If I hadn't just read about Tangzhong, what would I have thought about the bulgur that I cooked and pureed? I had to keep adding more and more water, until I had 4x the weight of the bulgur in there, and the consistency of wallpaper paste. I kept adding more because I hadn't realized what I had been making. You probably already know this, but bulgur is already cooked, a.k.a. already gelatinized. I'm not sure why anyone would want an overly complicated way of creating a tangzhong with a wheaty taste.
I soaked some kamut berries. Something came up so that I didn't have time to blend them and mix into a dough, so I left them soaking for another 24 hours. They began bubbling, and somehow I thought either this was yeast water or this was going to kill me, because it smelled bad. I had gotten so far as doing the first stretch and folds before Abe pointed out it was likely to be more alien stowaway than yeast, because the soaker was essentially going through the first sometimes very bubbly stage of creating a sourdough culture, when all sorts of other organisms thrive. Abe prevented a novel literary genre from being born: the snuff forum thread.
The interesting part about the soaker-in-a-blender technique is that hydration has to be adjusted by feel. Some of the ground up grain end up fine enough to be flour, some not. I create the recipe by counting the dry grain as part of the flour weight, but this time (the second, non-gross-smelling attempt at a 25% kamut loaf) I had to add more water to get the dough to feel right. I'm sure some of the water is getting lost in the transfer to and from blender, but maybe the kamut also absorbs more water than regular flour.
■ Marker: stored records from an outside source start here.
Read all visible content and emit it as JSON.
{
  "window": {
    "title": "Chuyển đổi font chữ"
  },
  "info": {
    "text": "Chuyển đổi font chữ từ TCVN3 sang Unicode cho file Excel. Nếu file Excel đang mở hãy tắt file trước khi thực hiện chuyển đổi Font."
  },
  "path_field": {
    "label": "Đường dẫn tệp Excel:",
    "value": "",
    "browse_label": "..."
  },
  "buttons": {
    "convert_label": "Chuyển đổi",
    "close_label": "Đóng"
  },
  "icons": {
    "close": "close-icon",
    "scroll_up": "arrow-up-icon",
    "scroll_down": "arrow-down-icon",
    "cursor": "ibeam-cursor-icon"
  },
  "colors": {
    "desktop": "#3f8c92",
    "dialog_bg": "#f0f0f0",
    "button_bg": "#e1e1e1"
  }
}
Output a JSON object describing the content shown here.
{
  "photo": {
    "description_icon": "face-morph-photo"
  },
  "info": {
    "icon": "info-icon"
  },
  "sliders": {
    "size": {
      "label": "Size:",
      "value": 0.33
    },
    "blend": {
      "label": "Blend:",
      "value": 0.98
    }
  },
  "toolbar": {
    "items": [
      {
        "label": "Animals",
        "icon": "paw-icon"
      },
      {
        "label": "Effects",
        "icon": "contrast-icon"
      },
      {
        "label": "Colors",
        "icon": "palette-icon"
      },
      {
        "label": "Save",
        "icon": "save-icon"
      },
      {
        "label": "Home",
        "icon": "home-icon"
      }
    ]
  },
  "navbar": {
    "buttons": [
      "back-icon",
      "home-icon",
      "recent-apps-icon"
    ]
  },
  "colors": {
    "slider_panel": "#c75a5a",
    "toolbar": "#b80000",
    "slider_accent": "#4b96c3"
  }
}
The finished loaf has a very moist crumb. It's a bit more sour than I'd like, because I bulk fermented it slightly too long, having run off to see Crazy Rich Asians after the last stretch and fold.